#### [Dataset content]
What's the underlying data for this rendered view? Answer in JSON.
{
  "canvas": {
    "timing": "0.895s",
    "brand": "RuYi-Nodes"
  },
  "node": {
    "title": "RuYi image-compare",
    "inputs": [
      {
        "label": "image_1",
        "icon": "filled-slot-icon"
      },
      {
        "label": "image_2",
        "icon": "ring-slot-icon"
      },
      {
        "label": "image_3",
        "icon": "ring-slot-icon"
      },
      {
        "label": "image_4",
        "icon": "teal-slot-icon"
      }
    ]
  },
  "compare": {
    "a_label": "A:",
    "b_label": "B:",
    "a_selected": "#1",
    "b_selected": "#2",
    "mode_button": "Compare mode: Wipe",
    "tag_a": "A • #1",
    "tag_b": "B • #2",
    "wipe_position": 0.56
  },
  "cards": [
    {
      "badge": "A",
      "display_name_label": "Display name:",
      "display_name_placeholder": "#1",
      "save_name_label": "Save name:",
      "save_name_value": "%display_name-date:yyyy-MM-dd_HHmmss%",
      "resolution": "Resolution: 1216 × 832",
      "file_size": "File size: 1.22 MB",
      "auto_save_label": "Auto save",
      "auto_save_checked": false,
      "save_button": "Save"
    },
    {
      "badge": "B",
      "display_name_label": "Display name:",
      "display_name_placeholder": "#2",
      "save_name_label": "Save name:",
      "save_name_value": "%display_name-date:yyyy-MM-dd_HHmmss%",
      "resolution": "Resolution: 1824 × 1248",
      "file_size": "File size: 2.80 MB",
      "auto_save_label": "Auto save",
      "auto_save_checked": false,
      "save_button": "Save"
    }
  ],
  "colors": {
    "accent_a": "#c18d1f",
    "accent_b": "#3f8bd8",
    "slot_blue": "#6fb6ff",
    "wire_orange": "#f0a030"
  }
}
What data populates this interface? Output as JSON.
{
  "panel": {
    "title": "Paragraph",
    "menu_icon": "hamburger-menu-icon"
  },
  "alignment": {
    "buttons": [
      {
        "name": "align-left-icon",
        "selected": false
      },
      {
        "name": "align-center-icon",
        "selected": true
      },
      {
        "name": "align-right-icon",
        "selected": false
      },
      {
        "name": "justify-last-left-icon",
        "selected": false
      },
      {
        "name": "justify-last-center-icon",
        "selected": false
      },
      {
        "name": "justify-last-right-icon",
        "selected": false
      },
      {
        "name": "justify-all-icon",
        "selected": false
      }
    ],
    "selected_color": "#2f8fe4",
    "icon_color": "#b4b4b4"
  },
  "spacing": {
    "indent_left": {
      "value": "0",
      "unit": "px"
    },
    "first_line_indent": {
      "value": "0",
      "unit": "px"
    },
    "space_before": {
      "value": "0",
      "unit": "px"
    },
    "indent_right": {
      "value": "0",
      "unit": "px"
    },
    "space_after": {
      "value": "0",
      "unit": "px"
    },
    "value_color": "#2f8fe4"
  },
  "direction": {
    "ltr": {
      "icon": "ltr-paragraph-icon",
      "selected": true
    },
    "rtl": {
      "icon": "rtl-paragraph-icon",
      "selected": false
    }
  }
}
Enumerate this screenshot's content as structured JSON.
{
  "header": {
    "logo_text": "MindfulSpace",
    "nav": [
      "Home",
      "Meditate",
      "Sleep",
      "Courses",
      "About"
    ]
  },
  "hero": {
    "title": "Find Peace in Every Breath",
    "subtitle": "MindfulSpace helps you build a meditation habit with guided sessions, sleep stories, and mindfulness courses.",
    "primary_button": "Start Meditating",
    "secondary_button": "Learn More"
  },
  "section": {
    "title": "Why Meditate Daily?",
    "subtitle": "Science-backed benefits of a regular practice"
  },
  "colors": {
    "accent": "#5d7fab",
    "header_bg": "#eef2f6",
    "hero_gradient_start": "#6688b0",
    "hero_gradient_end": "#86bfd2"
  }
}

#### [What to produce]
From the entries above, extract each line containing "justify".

#### [Answer box]
        "name": "justify-last-left-icon",
        "name": "justify-last-center-icon",
        "name": "justify-last-right-icon",
        "name": "justify-all-icon",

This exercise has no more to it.